Finally, the questions about “synthesis” test how well the student analyzes quantitative information and multiple texts.
PSAT Writing and Language Section
The Writing and Language Section of the PSAT is 35 minutes long with approximately 44 multiple choice questions. The questions are related to four passages which are each 450 to 550 words long.
As with the other categories, there are further subtopics or crossover topics that are tested, as well as specific skills.
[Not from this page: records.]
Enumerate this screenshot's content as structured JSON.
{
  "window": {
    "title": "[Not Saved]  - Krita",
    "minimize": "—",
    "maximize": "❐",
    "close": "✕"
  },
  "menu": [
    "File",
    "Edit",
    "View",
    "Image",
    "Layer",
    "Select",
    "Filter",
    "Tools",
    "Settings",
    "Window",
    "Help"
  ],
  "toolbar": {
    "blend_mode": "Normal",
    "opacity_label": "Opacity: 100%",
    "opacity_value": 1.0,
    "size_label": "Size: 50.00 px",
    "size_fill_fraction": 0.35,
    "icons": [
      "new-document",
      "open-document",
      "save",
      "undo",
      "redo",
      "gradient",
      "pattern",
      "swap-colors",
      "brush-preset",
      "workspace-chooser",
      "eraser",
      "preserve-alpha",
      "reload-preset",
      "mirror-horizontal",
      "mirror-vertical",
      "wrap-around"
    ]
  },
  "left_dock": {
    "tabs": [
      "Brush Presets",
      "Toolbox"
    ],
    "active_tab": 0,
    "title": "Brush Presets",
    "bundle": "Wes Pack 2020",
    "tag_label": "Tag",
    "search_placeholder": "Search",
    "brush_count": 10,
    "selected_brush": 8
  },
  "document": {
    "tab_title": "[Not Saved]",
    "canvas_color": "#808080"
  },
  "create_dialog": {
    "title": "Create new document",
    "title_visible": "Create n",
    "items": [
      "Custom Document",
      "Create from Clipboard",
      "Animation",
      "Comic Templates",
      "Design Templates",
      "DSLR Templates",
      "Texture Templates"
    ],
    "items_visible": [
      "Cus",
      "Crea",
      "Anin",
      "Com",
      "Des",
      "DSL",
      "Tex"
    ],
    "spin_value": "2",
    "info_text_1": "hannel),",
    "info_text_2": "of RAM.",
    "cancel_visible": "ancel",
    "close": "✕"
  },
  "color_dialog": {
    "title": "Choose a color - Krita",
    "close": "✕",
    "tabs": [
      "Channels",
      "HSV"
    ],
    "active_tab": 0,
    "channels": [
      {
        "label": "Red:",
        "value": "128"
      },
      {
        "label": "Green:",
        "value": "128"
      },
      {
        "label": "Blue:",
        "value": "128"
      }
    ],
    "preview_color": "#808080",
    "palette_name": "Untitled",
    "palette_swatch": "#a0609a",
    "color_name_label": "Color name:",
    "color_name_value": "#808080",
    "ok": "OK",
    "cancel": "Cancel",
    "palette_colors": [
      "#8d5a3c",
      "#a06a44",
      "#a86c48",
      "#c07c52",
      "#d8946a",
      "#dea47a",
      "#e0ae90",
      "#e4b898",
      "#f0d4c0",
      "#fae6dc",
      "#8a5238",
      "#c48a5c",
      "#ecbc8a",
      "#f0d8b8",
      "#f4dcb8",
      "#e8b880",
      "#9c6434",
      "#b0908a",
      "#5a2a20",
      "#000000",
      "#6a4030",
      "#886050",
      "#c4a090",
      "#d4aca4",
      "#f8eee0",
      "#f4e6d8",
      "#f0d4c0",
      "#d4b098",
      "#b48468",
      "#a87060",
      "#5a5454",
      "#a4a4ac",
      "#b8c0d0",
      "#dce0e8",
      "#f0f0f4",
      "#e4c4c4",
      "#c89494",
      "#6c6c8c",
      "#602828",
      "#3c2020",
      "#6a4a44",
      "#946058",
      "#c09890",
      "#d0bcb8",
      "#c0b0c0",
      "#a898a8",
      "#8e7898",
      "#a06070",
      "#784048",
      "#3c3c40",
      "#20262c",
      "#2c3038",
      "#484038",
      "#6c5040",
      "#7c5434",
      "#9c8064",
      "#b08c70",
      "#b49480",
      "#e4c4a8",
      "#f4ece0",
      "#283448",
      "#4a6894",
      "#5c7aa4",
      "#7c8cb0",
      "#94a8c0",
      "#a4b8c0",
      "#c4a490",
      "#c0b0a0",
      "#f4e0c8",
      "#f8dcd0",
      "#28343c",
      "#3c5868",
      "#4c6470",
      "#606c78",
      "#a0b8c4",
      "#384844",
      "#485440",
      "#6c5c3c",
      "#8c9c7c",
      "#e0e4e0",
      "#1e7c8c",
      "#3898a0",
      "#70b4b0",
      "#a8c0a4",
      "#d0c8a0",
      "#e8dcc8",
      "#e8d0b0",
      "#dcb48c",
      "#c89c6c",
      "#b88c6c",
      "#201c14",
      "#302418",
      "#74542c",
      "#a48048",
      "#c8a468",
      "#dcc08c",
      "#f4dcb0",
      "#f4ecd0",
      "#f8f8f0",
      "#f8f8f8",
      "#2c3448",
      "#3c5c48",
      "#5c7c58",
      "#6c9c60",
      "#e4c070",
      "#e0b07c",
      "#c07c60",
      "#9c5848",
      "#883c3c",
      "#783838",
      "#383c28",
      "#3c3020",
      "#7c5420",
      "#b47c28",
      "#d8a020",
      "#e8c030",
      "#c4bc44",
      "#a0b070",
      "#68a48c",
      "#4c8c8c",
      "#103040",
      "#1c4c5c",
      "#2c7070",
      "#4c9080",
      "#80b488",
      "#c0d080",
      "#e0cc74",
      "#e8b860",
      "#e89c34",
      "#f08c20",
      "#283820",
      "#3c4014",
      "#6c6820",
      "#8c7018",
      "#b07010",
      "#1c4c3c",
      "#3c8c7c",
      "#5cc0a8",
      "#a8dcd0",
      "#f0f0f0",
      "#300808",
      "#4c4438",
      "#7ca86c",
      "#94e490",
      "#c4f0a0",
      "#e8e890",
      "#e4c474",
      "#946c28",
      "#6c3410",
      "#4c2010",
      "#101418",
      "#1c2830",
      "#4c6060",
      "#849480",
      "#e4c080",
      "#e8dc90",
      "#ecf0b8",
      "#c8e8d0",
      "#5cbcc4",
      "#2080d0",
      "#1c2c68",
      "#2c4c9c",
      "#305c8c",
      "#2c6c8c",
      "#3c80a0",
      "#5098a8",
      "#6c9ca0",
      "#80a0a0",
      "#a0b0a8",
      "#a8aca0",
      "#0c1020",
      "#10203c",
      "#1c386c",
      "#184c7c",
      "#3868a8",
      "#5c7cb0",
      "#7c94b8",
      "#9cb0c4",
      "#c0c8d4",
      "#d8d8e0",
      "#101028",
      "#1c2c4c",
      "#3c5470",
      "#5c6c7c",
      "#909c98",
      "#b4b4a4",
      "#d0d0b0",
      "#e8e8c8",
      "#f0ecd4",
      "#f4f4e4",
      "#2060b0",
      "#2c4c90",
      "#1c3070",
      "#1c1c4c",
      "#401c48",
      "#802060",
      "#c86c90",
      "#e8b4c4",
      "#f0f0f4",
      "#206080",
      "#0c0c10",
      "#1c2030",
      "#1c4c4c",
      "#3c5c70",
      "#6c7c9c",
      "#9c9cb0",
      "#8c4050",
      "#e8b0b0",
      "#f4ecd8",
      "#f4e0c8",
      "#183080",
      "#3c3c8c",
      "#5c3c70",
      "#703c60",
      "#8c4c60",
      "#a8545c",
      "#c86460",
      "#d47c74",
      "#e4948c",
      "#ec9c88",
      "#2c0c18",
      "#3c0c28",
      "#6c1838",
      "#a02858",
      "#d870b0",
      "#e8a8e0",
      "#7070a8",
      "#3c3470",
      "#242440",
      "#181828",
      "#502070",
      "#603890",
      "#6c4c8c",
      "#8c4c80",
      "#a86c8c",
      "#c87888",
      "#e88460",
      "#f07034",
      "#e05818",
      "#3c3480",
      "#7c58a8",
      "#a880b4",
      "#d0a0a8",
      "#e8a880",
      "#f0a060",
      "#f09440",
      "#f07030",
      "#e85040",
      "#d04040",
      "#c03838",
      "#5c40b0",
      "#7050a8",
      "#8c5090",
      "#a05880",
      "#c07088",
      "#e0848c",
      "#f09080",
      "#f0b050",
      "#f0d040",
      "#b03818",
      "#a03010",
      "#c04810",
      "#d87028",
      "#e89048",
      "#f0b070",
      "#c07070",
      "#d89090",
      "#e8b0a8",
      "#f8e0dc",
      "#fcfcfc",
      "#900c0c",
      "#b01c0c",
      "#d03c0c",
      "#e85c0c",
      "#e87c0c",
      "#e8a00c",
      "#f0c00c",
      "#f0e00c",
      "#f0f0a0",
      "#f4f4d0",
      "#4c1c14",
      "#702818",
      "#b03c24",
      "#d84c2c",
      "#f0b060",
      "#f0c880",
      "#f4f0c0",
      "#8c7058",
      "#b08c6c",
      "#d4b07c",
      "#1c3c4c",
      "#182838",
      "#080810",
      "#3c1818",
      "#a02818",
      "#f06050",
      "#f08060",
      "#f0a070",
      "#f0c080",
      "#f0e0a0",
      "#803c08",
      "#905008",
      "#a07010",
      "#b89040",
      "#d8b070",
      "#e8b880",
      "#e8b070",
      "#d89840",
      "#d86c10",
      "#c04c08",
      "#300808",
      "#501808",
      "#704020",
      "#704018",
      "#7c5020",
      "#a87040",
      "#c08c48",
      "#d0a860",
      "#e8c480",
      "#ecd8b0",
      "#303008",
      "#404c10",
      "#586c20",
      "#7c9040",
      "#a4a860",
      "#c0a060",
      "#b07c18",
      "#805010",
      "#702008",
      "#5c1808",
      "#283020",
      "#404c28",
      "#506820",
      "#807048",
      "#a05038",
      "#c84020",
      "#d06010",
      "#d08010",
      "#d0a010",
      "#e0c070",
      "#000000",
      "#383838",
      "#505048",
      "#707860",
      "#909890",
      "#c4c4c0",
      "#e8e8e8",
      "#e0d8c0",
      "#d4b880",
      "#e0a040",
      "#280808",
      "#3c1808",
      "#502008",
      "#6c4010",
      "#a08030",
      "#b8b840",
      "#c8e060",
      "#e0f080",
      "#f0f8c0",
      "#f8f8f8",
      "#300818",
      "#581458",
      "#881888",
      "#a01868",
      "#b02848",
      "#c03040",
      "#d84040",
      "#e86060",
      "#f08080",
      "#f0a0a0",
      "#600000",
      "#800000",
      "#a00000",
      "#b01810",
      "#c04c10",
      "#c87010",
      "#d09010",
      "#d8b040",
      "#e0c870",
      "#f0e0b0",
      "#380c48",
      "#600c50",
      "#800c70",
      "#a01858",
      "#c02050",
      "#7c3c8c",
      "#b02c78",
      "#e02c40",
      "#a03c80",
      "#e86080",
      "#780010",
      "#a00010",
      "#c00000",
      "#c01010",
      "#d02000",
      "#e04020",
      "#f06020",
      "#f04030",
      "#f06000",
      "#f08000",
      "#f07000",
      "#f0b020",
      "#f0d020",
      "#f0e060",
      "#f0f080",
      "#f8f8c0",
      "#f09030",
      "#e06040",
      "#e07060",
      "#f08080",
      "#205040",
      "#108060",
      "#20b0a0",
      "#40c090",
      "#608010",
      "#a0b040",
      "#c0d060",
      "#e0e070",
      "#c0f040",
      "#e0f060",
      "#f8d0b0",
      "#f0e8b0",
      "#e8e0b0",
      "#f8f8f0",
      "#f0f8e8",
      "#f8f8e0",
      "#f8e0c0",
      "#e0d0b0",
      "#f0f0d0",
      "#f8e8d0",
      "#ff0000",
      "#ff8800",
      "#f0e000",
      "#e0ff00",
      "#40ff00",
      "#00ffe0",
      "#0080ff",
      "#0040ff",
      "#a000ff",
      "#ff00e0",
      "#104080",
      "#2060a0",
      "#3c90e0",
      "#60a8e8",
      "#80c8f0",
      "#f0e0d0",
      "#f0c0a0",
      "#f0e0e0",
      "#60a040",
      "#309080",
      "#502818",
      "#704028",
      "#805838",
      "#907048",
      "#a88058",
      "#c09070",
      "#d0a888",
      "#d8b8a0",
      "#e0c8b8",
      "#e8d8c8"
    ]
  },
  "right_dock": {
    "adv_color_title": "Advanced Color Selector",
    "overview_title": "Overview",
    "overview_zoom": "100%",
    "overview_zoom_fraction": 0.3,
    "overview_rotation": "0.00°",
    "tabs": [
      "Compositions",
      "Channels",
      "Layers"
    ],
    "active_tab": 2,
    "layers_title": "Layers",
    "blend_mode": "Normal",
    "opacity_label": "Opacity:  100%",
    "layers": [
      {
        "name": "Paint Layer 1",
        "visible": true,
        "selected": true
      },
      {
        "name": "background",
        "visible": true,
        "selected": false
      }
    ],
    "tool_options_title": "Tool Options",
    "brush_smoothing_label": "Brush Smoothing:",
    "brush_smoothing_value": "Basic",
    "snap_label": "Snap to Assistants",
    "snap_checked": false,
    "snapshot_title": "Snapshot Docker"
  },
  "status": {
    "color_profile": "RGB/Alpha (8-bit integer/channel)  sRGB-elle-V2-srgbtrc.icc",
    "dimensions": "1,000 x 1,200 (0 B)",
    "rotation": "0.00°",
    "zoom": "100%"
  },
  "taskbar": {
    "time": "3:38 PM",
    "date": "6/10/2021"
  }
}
The subtopics include Careers, Humanities, History/Social Studies, and Science.
“Careers” refers to industries such as healthcare, information technology, or others, while “Humanities” is described as “arts and letter.”
The “History/Social Studies” sub-category within the writing and language section goes over concepts including economics, law, education, political science, sociology, anthropology, education, communication studies, human geography, linguistics, and psychology.
“Science” in the writing and language section delves into the ideas of natural sciences such as Earth science, physics, chemistry, and biology.
PSAT Writing and Language Details
Furthermore, the passages will be varied in what type of text they are. One passage will be nonfiction narrative, one or two will be informative/explanatory, and one or two will be in the form of an argument.
Specific skills that will be tested in this section include Expression of Ideas and Standard English Conventions.
Expression of Ideas has 24 questions which evaluate a student’s ability to use language effectively, including developing and organizing ideas well.
Standard English Conventions has 20 questions which look at how well a student utilizes language conventions such as sentence structure, usage, and punctuation.
There will also be informational graphics with data that will need to be interpreted.
Additionally, there are many questions which ask the student to determine the optimal version of a text, based on organization and word choice.
How Many Times Can I Take the PSAT?
The PSAT does have limits on how frequently a student may take it, and how many times it may be taken overall.
This exam can only be taken once per year, and only three times total during a student’s high school career.
When Do I Take the PSAT?
The PSAT is offered in mid-October every year. Students generally take this exam in their third year of high school. They can get extra practice by also taking it in their first and/or second year of high school.
In order to be considered for qualification for the National Merit Scholarship award, a student must take this exam in their third year of high school.
(If the student is graduating a year early, however, then he or she may qualify for the award during their second year of high school, as long as this is properly noted.)
Make sure to check with your school to find out the exact dates and how to register for the PSAT. You usually need to register no later than September of the year in which you take the test.
Is the PSAT easier than the SAT?
The PSAT is generally considered to be a bit easier than the SAT. This is because a student typically takes the PSAT when they are younger and have had less schooling than when he or she takes the SAT.
The SAT also may contain an essay portion, which the PSAT does not.
What is the PSAT test?
The PSAT is the Preliminary Scholastic Aptitude Test, or in other words, a practice SAT. In a student’s third year of high school, this test is also doubles as the initial qualifying exam for the National Merit Scholarship Award contest.